ASSIGNED TASK | Locate all lines in the data below that hold "name" and show them.

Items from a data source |

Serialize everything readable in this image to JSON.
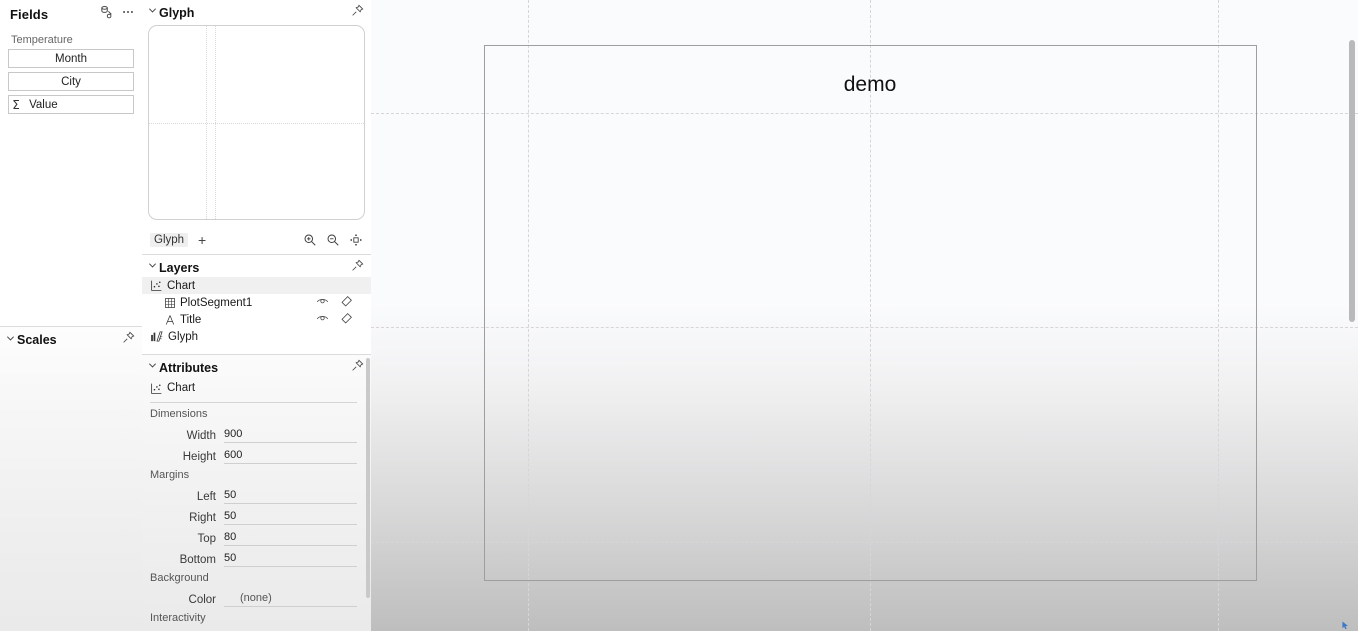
{
  "fields_panel": {
    "title": "Fields",
    "icons": [
      {
        "name": "bind-data-icon",
        "label": "bind-data-icon"
      },
      {
        "name": "more-options-icon",
        "label": "more-options-icon"
      }
    ],
    "group_label": "Temperature",
    "items": [
      {
        "label": "Month",
        "aggregate": ""
      },
      {
        "label": "City",
        "aggregate": ""
      },
      {
        "label": "Value",
        "aggregate": "Σ"
      }
    ]
  },
  "scales_panel": {
    "title": "Scales",
    "pin_icon": "pin-icon",
    "chevron": "ⱽ"
  },
  "glyph_panel": {
    "title": "Glyph",
    "pin_icon": "pin-icon",
    "tab_label": "Glyph",
    "add_label": "+",
    "zoom_in_icon": "zoom-in-icon",
    "zoom_out_icon": "zoom-out-icon",
    "fit_icon": "fit-to-view-icon"
  },
  "layers_panel": {
    "title": "Layers",
    "pin_icon": "pin-icon",
    "rows": [
      {
        "label": "Chart",
        "icon": "chart-icon",
        "selected": true,
        "indent": false,
        "actions": false
      },
      {
        "label": "PlotSegment1",
        "icon": "plot-segment-icon",
        "selected": false,
        "indent": true,
        "actions": true
      },
      {
        "label": "Title",
        "icon": "text-icon",
        "selected": false,
        "indent": true,
        "actions": true
      },
      {
        "label": "Glyph",
        "icon": "glyph-icon",
        "selected": false,
        "indent": false,
        "actions": false
      }
    ],
    "visibility_icon": "eye-icon",
    "delete_icon": "eraser-icon"
  },
  "attributes_panel": {
    "title": "Attributes",
    "pin_icon": "pin-icon",
    "object_label": "Chart",
    "object_icon": "chart-icon",
    "sections": {
      "dimensions_label": "Dimensions",
      "width_label": "Width",
      "width_value": "900",
      "height_label": "Height",
      "height_value": "600",
      "margins_label": "Margins",
      "left_label": "Left",
      "left_value": "50",
      "right_label": "Right",
      "right_value": "50",
      "top_label": "Top",
      "top_value": "80",
      "bottom_label": "Bottom",
      "bottom_value": "50",
      "background_label": "Background",
      "color_label": "Color",
      "color_value": "(none)",
      "interactivity_label": "Interactivity"
    }
  },
  "canvas": {
    "chart_title": "demo",
    "scrollbar": "vertical-scrollbar"
  }
}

TASK OUTPUT |
        "name": "bind-data-icon",
        "name": "more-options-icon",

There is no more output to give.